━━ Material for this exercise

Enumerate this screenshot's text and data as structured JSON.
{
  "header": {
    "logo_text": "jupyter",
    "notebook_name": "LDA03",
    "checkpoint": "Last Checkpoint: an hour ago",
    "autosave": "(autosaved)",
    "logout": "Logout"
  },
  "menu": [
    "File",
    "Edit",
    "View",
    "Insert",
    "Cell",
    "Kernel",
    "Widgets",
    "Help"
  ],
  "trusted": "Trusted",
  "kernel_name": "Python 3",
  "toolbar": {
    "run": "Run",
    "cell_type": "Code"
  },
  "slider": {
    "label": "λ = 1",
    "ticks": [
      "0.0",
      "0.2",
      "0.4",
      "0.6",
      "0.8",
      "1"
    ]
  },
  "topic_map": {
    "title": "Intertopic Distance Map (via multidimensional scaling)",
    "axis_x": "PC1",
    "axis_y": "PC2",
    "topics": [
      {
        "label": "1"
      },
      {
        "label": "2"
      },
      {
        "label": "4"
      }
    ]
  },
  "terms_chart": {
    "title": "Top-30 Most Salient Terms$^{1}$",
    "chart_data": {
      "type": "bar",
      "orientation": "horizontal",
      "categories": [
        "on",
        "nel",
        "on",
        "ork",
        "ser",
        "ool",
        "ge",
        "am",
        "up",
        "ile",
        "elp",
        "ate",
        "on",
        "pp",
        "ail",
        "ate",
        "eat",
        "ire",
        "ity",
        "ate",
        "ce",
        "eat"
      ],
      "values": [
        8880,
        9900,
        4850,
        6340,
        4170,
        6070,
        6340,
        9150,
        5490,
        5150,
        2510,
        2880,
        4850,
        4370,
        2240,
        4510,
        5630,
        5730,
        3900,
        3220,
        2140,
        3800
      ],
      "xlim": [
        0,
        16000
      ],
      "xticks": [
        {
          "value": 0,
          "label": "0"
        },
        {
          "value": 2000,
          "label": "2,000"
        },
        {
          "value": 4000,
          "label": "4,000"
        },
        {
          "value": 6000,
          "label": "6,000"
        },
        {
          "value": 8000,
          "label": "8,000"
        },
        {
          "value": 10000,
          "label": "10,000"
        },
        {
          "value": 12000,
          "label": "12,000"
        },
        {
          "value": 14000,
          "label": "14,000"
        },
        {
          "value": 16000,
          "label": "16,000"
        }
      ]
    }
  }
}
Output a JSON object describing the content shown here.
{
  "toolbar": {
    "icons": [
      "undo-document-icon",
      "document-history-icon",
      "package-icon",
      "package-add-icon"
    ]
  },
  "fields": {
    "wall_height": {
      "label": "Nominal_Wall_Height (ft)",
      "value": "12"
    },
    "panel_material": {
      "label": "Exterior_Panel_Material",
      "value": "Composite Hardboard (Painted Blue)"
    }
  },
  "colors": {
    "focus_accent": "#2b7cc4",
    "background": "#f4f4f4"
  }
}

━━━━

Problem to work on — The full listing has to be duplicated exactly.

Answer for this exercise —
Enumerate this screenshot's text and data as structured JSON.
{
  "header": {
    "logo_text": "jupyter",
    "notebook_name": "LDA03",
    "checkpoint": "Last Checkpoint: an hour ago",
    "autosave": "(autosaved)",
    "logout": "Logout"
  },
  "menu": [
    "File",
    "Edit",
    "View",
    "Insert",
    "Cell",
    "Kernel",
    "Widgets",
    "Help"
  ],
  "trusted": "Trusted",
  "kernel_name": "Python 3",
  "toolbar": {
    "run": "Run",
    "cell_type": "Code"
  },
  "slider": {
    "label": "λ = 1",
    "ticks": [
      "0.0",
      "0.2",
      "0.4",
      "0.6",
      "0.8",
      "1"
    ]
  },
  "topic_map": {
    "title": "Intertopic Distance Map (via multidimensional scaling)",
    "axis_x": "PC1",
    "axis_y": "PC2",
    "topics": [
      {
        "label": "1"
      },
      {
        "label": "2"
      },
      {
        "label": "4"
      }
    ]
  },
  "terms_chart": {
    "title": "Top-30 Most Salient Terms$^{1}$",
    "chart_data": {
      "type": "bar",
      "orientation": "horizontal",
      "categories": [
        "on",
        "nel",
        "on",
        "ork",
        "ser",
        "ool",
        "ge",
        "am",
        "up",
        "ile",
        "elp",
        "ate",
        "on",
        "pp",
        "ail",
        "ate",
        "eat",
        "ire",
        "ity",
        "ate",
        "ce",
        "eat"
      ],
      "values": [
        8880,
        9900,
        4850,
        6340,
        4170,
        6070,
        6340,
        9150,
        5490,
        5150,
        2510,
        2880,
        4850,
        4370,
        2240,
        4510,
        5630,
        5730,
        3900,
        3220,
        2140,
        3800
      ],
      "xlim": [
        0,
        16000
      ],
      "xticks": [
        {
          "value": 0,
          "label": "0"
        },
        {
          "value": 2000,
          "label": "2,000"
        },
        {
          "value": 4000,
          "label": "4,000"
        },
        {
          "value": 6000,
          "label": "6,000"
        },
        {
          "value": 8000,
          "label": "8,000"
        },
        {
          "value": 10000,
          "label": "10,000"
        },
        {
          "value": 12000,
          "label": "12,000"
        },
        {
          "value": 14000,
          "label": "14,000"
        },
        {
          "value": 16000,
          "label": "16,000"
        }
      ]
    }
  }
}
Output a JSON object describing the content shown here.
{
  "toolbar": {
    "icons": [
      "undo-document-icon",
      "document-history-icon",
      "package-icon",
      "package-add-icon"
    ]
  },
  "fields": {
    "wall_height": {
      "label": "Nominal_Wall_Height (ft)",
      "value": "12"
    },
    "panel_material": {
      "label": "Exterior_Panel_Material",
      "value": "Composite Hardboard (Painted Blue)"
    }
  },
  "colors": {
    "focus_accent": "#2b7cc4",
    "background": "#f4f4f4"
  }
}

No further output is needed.